Second, she had two powerful personal moments. The first came in the ABC debate on Saturday, when WMUR TV's Scott Spradling asked why voters were "hesitating on the likeability issue, where they seem to like Barack Obama more." Mrs. Clinton's self-deprecating response -- "Well, that hurts my feelings" -- was followed by a playful "But I'll try to go on."
You couldn't help but smile. It reminded Democrats what they occasionally like about her. Then Mr. Obama followed with a needless and dismissive, "You're likable enough, Hillary."Her remarks helped wash away the memory of her angry replies to attacks at the debate's start. His trash talking was an unattractive carryover from his days playing pickup basketball at Harvard, and capped a mediocre night.
The other personal moment came on Monday, when a woman in Portsmouth asked her "how do you do it?" Mrs. Clinton's emotional reply was powerful and warm. Voters rarely see her in such a spontaneous moment. It was humanizing and appealing. And unlike her often contrived and calculated attempts to appear down-to-earth, this was real.

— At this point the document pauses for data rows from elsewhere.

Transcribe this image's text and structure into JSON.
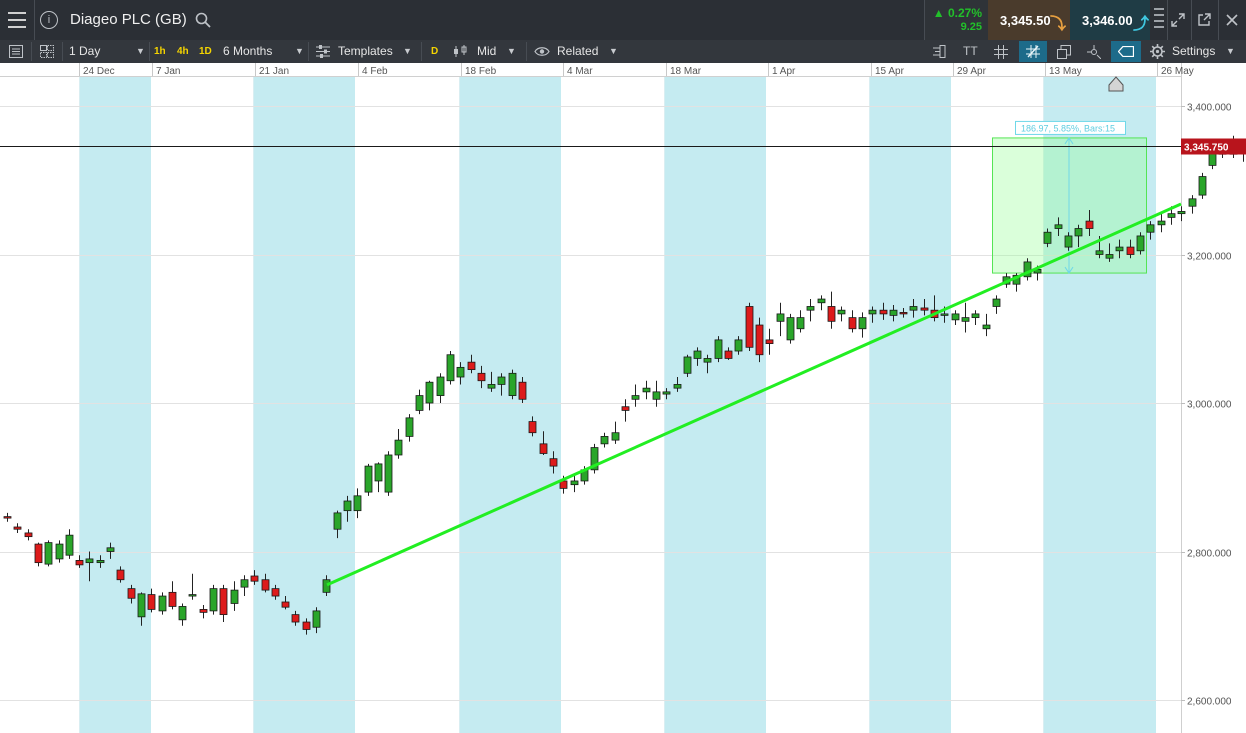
{
  "header": {
    "instrument": "Diageo PLC (GB)",
    "info_icon_label": "i",
    "change_percent": "▲ 0.27%",
    "change_abs": "9.25",
    "sell_price": "3,345.50",
    "buy_price": "3,346.00",
    "colors": {
      "up": "#22c02a",
      "sell_bg": "#4a3b2c",
      "buy_bg": "#1f3c45",
      "sell_arrow": "#e8a040",
      "buy_arrow": "#3fc8e0"
    }
  },
  "toolbar": {
    "interval": "1 Day",
    "quick_1h": "1h",
    "quick_4h": "4h",
    "quick_1d": "1D",
    "range": "6 Months",
    "templates": "Templates",
    "d_tag": "D",
    "price_type": "Mid",
    "related": "Related",
    "settings": "Settings",
    "text_tool": "TT"
  },
  "chart_data": {
    "type": "candlestick",
    "title": "",
    "x_ticks": [
      "24 Dec",
      "7 Jan",
      "21 Jan",
      "4 Feb",
      "18 Feb",
      "4 Mar",
      "18 Mar",
      "1 Apr",
      "15 Apr",
      "29 Apr",
      "13 May",
      "26 May"
    ],
    "y_ticks": [
      "3,400.000",
      "3,200.000",
      "3,000.000",
      "2,800.000",
      "2,600.000"
    ],
    "ylim": [
      2565,
      3460
    ],
    "current_price_label": "3,345.750",
    "current_price": 3345.75,
    "trendline": {
      "from": [
        2755,
        "Feb"
      ],
      "to": [
        3268,
        "end"
      ]
    },
    "measure": {
      "label": "186.97, 5.85%, Bars:15",
      "low": 3175,
      "high": 3357
    },
    "candles": [
      [
        2847,
        2852,
        2840,
        2845
      ],
      [
        2833,
        2838,
        2825,
        2830
      ],
      [
        2825,
        2830,
        2815,
        2820
      ],
      [
        2810,
        2812,
        2780,
        2785
      ],
      [
        2783,
        2815,
        2780,
        2812
      ],
      [
        2790,
        2815,
        2785,
        2810
      ],
      [
        2795,
        2830,
        2790,
        2822
      ],
      [
        2788,
        2795,
        2778,
        2782
      ],
      [
        2785,
        2800,
        2760,
        2790
      ],
      [
        2785,
        2795,
        2778,
        2788
      ],
      [
        2800,
        2812,
        2790,
        2805
      ],
      [
        2775,
        2780,
        2758,
        2762
      ],
      [
        2750,
        2755,
        2730,
        2737
      ],
      [
        2712,
        2745,
        2700,
        2743
      ],
      [
        2742,
        2750,
        2718,
        2722
      ],
      [
        2720,
        2745,
        2715,
        2740
      ],
      [
        2745,
        2760,
        2722,
        2726
      ],
      [
        2708,
        2730,
        2700,
        2726
      ],
      [
        2740,
        2770,
        2735,
        2742
      ],
      [
        2722,
        2728,
        2710,
        2718
      ],
      [
        2720,
        2755,
        2715,
        2750
      ],
      [
        2750,
        2755,
        2705,
        2715
      ],
      [
        2730,
        2760,
        2720,
        2748
      ],
      [
        2752,
        2768,
        2740,
        2762
      ],
      [
        2767,
        2775,
        2755,
        2760
      ],
      [
        2762,
        2770,
        2745,
        2748
      ],
      [
        2750,
        2755,
        2735,
        2740
      ],
      [
        2732,
        2740,
        2722,
        2725
      ],
      [
        2715,
        2720,
        2700,
        2705
      ],
      [
        2705,
        2710,
        2688,
        2695
      ],
      [
        2698,
        2725,
        2690,
        2720
      ],
      [
        2745,
        2768,
        2740,
        2762
      ],
      [
        2830,
        2855,
        2818,
        2852
      ],
      [
        2855,
        2875,
        2840,
        2868
      ],
      [
        2855,
        2885,
        2845,
        2875
      ],
      [
        2880,
        2918,
        2875,
        2915
      ],
      [
        2895,
        2920,
        2880,
        2918
      ],
      [
        2880,
        2935,
        2875,
        2930
      ],
      [
        2930,
        2965,
        2925,
        2950
      ],
      [
        2955,
        2985,
        2948,
        2980
      ],
      [
        2990,
        3018,
        2985,
        3010
      ],
      [
        3000,
        3030,
        2990,
        3028
      ],
      [
        3010,
        3040,
        3000,
        3035
      ],
      [
        3030,
        3070,
        3025,
        3065
      ],
      [
        3035,
        3055,
        3025,
        3048
      ],
      [
        3055,
        3065,
        3040,
        3045
      ],
      [
        3040,
        3050,
        3020,
        3030
      ],
      [
        3020,
        3042,
        3015,
        3025
      ],
      [
        3025,
        3040,
        3010,
        3035
      ],
      [
        3010,
        3045,
        3005,
        3040
      ],
      [
        3028,
        3035,
        3000,
        3005
      ],
      [
        2975,
        2982,
        2955,
        2960
      ],
      [
        2945,
        2962,
        2930,
        2932
      ],
      [
        2925,
        2935,
        2905,
        2915
      ],
      [
        2895,
        2902,
        2878,
        2885
      ],
      [
        2890,
        2905,
        2880,
        2895
      ],
      [
        2895,
        2915,
        2890,
        2910
      ],
      [
        2910,
        2945,
        2905,
        2940
      ],
      [
        2945,
        2960,
        2940,
        2955
      ],
      [
        2950,
        2975,
        2945,
        2960
      ],
      [
        2995,
        3005,
        2975,
        2990
      ],
      [
        3005,
        3025,
        2995,
        3010
      ],
      [
        3015,
        3030,
        3005,
        3020
      ],
      [
        3005,
        3030,
        2995,
        3015
      ],
      [
        3012,
        3020,
        3005,
        3015
      ],
      [
        3020,
        3035,
        3015,
        3025
      ],
      [
        3040,
        3065,
        3035,
        3062
      ],
      [
        3060,
        3075,
        3050,
        3070
      ],
      [
        3055,
        3065,
        3040,
        3060
      ],
      [
        3060,
        3090,
        3055,
        3085
      ],
      [
        3070,
        3075,
        3058,
        3060
      ],
      [
        3070,
        3090,
        3065,
        3085
      ],
      [
        3130,
        3135,
        3070,
        3075
      ],
      [
        3105,
        3115,
        3055,
        3065
      ],
      [
        3085,
        3100,
        3065,
        3080
      ],
      [
        3110,
        3135,
        3090,
        3120
      ],
      [
        3085,
        3120,
        3080,
        3115
      ],
      [
        3100,
        3125,
        3095,
        3115
      ],
      [
        3125,
        3140,
        3110,
        3130
      ],
      [
        3135,
        3145,
        3125,
        3140
      ],
      [
        3130,
        3150,
        3100,
        3110
      ],
      [
        3120,
        3130,
        3110,
        3125
      ],
      [
        3115,
        3125,
        3095,
        3100
      ],
      [
        3100,
        3122,
        3088,
        3115
      ],
      [
        3120,
        3130,
        3108,
        3125
      ],
      [
        3125,
        3135,
        3112,
        3120
      ],
      [
        3118,
        3132,
        3110,
        3125
      ],
      [
        3122,
        3128,
        3115,
        3120
      ],
      [
        3125,
        3140,
        3115,
        3130
      ],
      [
        3128,
        3140,
        3118,
        3125
      ],
      [
        3125,
        3145,
        3110,
        3115
      ],
      [
        3118,
        3130,
        3108,
        3120
      ],
      [
        3112,
        3125,
        3105,
        3120
      ],
      [
        3110,
        3135,
        3095,
        3115
      ],
      [
        3115,
        3125,
        3105,
        3120
      ],
      [
        3100,
        3120,
        3090,
        3105
      ],
      [
        3130,
        3145,
        3120,
        3140
      ],
      [
        3160,
        3175,
        3155,
        3170
      ],
      [
        3160,
        3175,
        3150,
        3172
      ],
      [
        3170,
        3195,
        3165,
        3190
      ],
      [
        3175,
        3185,
        3165,
        3180
      ],
      [
        3215,
        3235,
        3210,
        3230
      ],
      [
        3235,
        3250,
        3225,
        3240
      ],
      [
        3210,
        3230,
        3205,
        3225
      ],
      [
        3225,
        3240,
        3210,
        3235
      ],
      [
        3245,
        3260,
        3225,
        3235
      ],
      [
        3200,
        3225,
        3195,
        3205
      ],
      [
        3195,
        3215,
        3190,
        3200
      ],
      [
        3205,
        3220,
        3195,
        3210
      ],
      [
        3210,
        3220,
        3195,
        3200
      ],
      [
        3205,
        3230,
        3200,
        3225
      ],
      [
        3230,
        3245,
        3220,
        3240
      ],
      [
        3240,
        3255,
        3230,
        3245
      ],
      [
        3250,
        3265,
        3240,
        3255
      ],
      [
        3255,
        3265,
        3245,
        3258
      ],
      [
        3265,
        3280,
        3255,
        3275
      ],
      [
        3280,
        3310,
        3275,
        3305
      ],
      [
        3320,
        3355,
        3315,
        3350
      ],
      [
        3335,
        3350,
        3330,
        3345
      ],
      [
        3355,
        3360,
        3330,
        3335
      ],
      [
        3340,
        3350,
        3325,
        3345
      ]
    ]
  }
}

Third, the Clintons began -- at first not very artfully -- to raise questions about the fitness for the Oval Office of a first-term senator with no real accomplishments or

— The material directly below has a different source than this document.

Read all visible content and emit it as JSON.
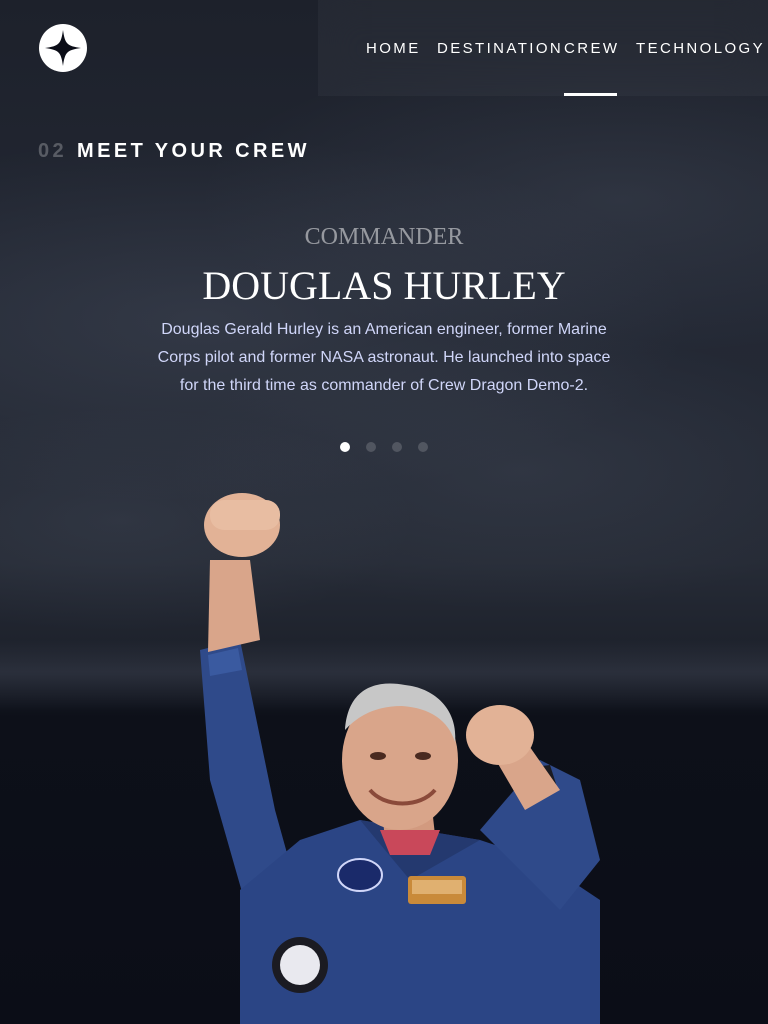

Former President Bill Clinton hit a nerve by drawing attention to Mr. Obama's conflicting statements on Iraq. There's more -- and more powerful -- material available. Mr. Obama has failed to rise to leadership on a single major issue in the Senate. In the Illinois legislature, he had a habit of ducking major issues, voting "present" on bills important to many Democratic interest groups, like abortion-rights and gun-control advocates. He is often lazy, given to misstatements and exaggerations and, when he doesn't know the answer, too ready to try to bluff his way through.

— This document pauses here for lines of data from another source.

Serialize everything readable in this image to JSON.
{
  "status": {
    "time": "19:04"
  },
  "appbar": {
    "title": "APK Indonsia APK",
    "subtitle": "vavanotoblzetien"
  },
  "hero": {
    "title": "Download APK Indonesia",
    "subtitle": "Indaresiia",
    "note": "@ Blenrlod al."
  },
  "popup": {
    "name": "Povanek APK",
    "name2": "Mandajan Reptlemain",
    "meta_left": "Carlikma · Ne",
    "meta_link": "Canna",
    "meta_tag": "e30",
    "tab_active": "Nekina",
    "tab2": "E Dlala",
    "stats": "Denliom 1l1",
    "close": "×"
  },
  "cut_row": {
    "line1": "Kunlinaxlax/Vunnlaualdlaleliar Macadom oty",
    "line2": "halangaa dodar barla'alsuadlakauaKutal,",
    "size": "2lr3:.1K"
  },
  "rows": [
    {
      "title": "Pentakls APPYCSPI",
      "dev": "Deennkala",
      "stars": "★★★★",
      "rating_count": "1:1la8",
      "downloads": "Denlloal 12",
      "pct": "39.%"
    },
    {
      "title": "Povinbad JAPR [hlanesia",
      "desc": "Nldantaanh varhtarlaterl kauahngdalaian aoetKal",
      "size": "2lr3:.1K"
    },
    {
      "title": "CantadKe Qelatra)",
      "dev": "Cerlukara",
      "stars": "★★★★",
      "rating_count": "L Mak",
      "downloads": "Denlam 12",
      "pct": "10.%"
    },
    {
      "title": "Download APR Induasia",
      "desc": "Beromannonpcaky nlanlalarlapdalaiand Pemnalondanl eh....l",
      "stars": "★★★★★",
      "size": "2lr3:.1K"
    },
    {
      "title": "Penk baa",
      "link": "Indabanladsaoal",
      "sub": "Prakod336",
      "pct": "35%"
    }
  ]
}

For someone who talks about a new, positive style of politics and pledges to be true to his word, Mr. Obama too often practices the old style of politics, saying one thing and doing another. He won't escape criticism on all this easily. But the messenger and the message need to be better before the Clintons can get all this across. Hitting Mr. Obama on his elementary school essays won't cut it.
The fourth and biggest reason why Mrs. Clinton won two nights ago is that, while Mr. Obama can draw on the deep doubts of many Democrats about Mrs. Clinton, he can't close out the argument. Mr. Obama is an inspiring figure playing a historical role, but that's not enough to push aside the former First Lady and senator from New York. She's an historic figure, too. When it comes to making the case against Mrs. Clinton, Mr. Obama comes across as a vitamin-starved Adlai Stevenson. His rhetoric, while eloquent and moving at times, has been too often light as air.
Continue reading op-ed here